1620—Italy: Ercole Porta’s Corda Deo dabimus, contained in the collection Sacro convito, is scored for soprano voice, alto voice, and 3 trombones. Historian Jerome Roche later coins the phrase “trombone motet” for this type of piece, a genre that culminates in Schütz’s Absalom fili mi (1629) (Roche, North Italian 82). Also from the same collection is Porta’s Messe secunda toni, which calls for 2 violins and 3 trombones to accompany a 5-part choir; when doublings occur, trombones double the 3 lowest voices (Schnoebelen, The Role of the Violin).
I decided to add audio/video clips to the Trombone History Timeline. This will probably be an ongoing thing, but initially I’ve added two dozen YouTube clips. Below is a breakdown by page, as well as a few highlights to grab your interest.
16th century: Striggio, Gabrieli (multiple)
17th century (1st half): Monteverdi (multiple), Massaino, Schütz, Schein, Grandi, Marini

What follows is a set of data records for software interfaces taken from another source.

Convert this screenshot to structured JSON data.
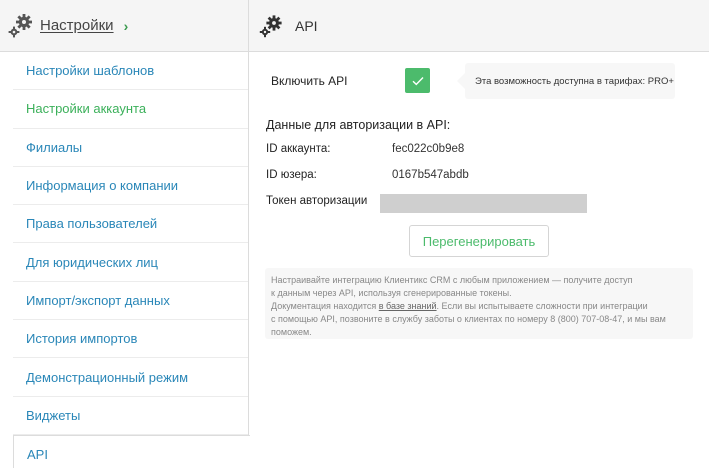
{
  "sidebar": {
    "title": "Настройки",
    "chevron": "›",
    "items": [
      {
        "label": "Настройки шаблонов"
      },
      {
        "label": "Настройки аккаунта"
      },
      {
        "label": "Филиалы"
      },
      {
        "label": "Информация о компании"
      },
      {
        "label": "Права пользователей"
      },
      {
        "label": "Для юридических лиц"
      },
      {
        "label": "Импорт/экспорт данных"
      },
      {
        "label": "История импортов"
      },
      {
        "label": "Демонстрационный режим"
      },
      {
        "label": "Виджеты"
      },
      {
        "label": "API"
      }
    ]
  },
  "main": {
    "title": "API",
    "enable_label": "Включить API",
    "enable_checked": true,
    "tariff_note": "Эта возможность доступна в тарифах: PRO+",
    "auth_heading": "Данные для авторизации в API:",
    "account_id_label": "ID аккаунта:",
    "account_id_value": "fec022c0b9e8",
    "user_id_label": "ID юзера:",
    "user_id_value": "0167b547abdb",
    "token_label": "Токен авторизации",
    "regen_button": "Перегенерировать",
    "info_line1": "Настраивайте интеграцию Клиентикс CRM с любым приложением — получите доступ",
    "info_line2": "к данным через API, используя сгенерированные токены.",
    "info_line3_a": "Документация находится ",
    "info_link": "в базе знаний",
    "info_line3_b": ". Если вы испытываете сложности при интеграции",
    "info_line4": "с помощью API, позвоните в службу заботы о клиентах по номеру 8 (800) 707-08-47, и мы вам",
    "info_line5": "поможем."
  },
  "colors": {
    "accent_green": "#4cbb6c",
    "link_blue": "#2a87b8",
    "active_item_green": "#3bb05a"
  },
  "icons": {
    "header": "gears-icon",
    "checkbox": "check-icon"
  }
}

17th century (2nd half): Hake, Locke, Schütz, Biber
18th century: Fux (multiple), Gossec, Mozart (multiple)
19th century: Schumann
20th century: Stravinsky, Bartok

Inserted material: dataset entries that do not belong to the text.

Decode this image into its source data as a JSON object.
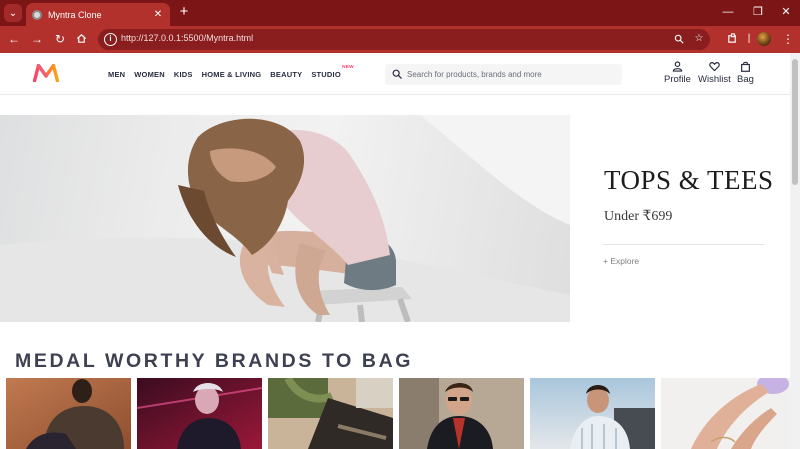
{
  "browser": {
    "tab_title": "Myntra Clone",
    "url": "http://127.0.0.1:5500/Myntra.html"
  },
  "header": {
    "nav": [
      {
        "label": "MEN"
      },
      {
        "label": "WOMEN"
      },
      {
        "label": "KIDS"
      },
      {
        "label": "HOME & LIVING"
      },
      {
        "label": "BEAUTY"
      },
      {
        "label": "STUDIO",
        "badge": "NEW"
      }
    ],
    "search_placeholder": "Search for products, brands and more",
    "actions": [
      {
        "label": "Profile",
        "icon": "profile-icon"
      },
      {
        "label": "Wishlist",
        "icon": "heart-icon"
      },
      {
        "label": "Bag",
        "icon": "bag-icon"
      }
    ]
  },
  "hero": {
    "title": "TOPS & TEES",
    "subtitle": "Under ₹699",
    "cta": "+ Explore"
  },
  "brands": {
    "title": "MEDAL WORTHY BRANDS TO BAG"
  },
  "colors": {
    "browser_frame": "#b3312c",
    "brand_pink": "#ff3f6c",
    "text_dark": "#282c3f"
  }
}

1597—Venice: Giovanni Gabrieli writes several works that feature trombone prominently. Sonata pian e forte is an 8-part canzona for two choirs; the first calls for 3 trombones and a cornetto, the second for 3 trombones and a violin. Canzon Quarti Toni is a 15-part work that calls for violin, 2 cornetts, and 12 trombones. Canzon in Echo Duodecimi Toni is scored for 8 cornetts and 2 trombones, while Canzon sudetta accomodata per concertar con l’Organo calls for 8 cornetts, 2 trombones, and organ (Winkler 298). Many additional Gabrieli works feature trombone prominently, ranging from 4-part canzonas (1 cornett and 3 trombones) to 22-part canzonas. A large body of Gabrieli’s concerted music for voices with instruments also features trombone prominently; for example, Quem vidistis pastores a 14, which utilizes 3 trombones, and Surrexit Christus a 16, which calls for 4 trombones. According to musicologist David Schulenberg, “the most important instruments in this music [Venetian polychoral works]—after the organ, which furnished the basso continuo—were the cornetto and the sackbut.”

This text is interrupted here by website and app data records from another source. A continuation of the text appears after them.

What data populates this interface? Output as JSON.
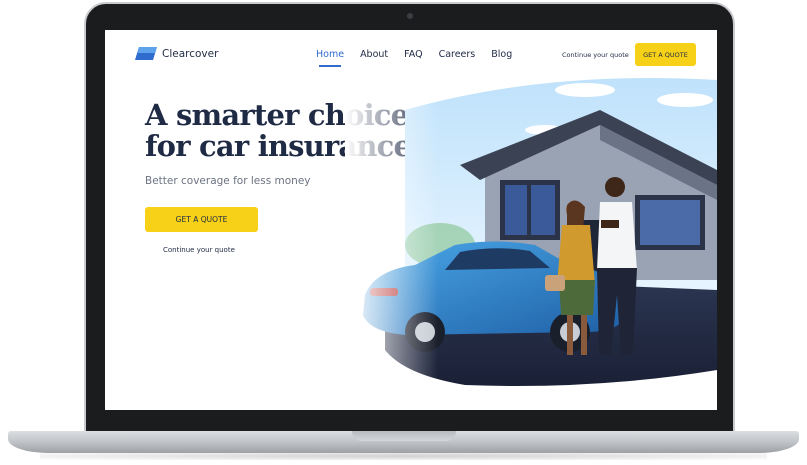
{
  "brand": {
    "name": "Clearcover",
    "logo_icon": "clearcover-logo-icon",
    "accent": "#2f6ccd",
    "cta_color": "#f7d117",
    "text_color": "#1f2a44"
  },
  "nav": {
    "links": [
      "Home",
      "About",
      "FAQ",
      "Careers",
      "Blog"
    ],
    "active": "Home",
    "continue_label": "Continue your quote",
    "quote_button": "GET A QUOTE"
  },
  "hero": {
    "title_line1": "A smarter choice",
    "title_line2": "for car insurance",
    "subtitle": "Better coverage for less money",
    "quote_button": "GET A QUOTE",
    "continue_label": "Continue your quote"
  }
}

1607—Mantua, Italy: Monteverdi’s L’Orfeo, considered by many the first true opera, uses 5 trombones (2 altos, 2 tenors, and a bass). Trombones are particularly prominent in the underworld scenes (Daubeny 95). An ensemble of trombones and cornettos plays in acts III and IV.
1664—Heinrich Schütz writes his Christmas History, which includes a pair of trombones acting as obbligato instruments and specifically representing high priests (Smallman 151).
1767—Salzburg, Austria: The skeptical Archbishop locks 11-year-old Mozart in a room by himself to see if he can really compose without help from his father. Mozart writes the cantata Die Schuldigkeit des ersten Gebots, K 35, which uses solo alto trombone in Christ’s aria, “Jener Donnerworte Kraft.”
1918—Igor Stravinsky’s septet, The Soldier’s Tale, makes extensive soloistic use of trombone. The performance in the below YouTube clip begins at 11:40.
Some pretty amazing playing:
Simple but beautiful. A euphonium clip from another one of my former teachers, Brian Bowman, now euphonium professor at University of North Texas. Hard to find a better euphonium sound anywhere. Trombonists can learn from the lyrical approach as well…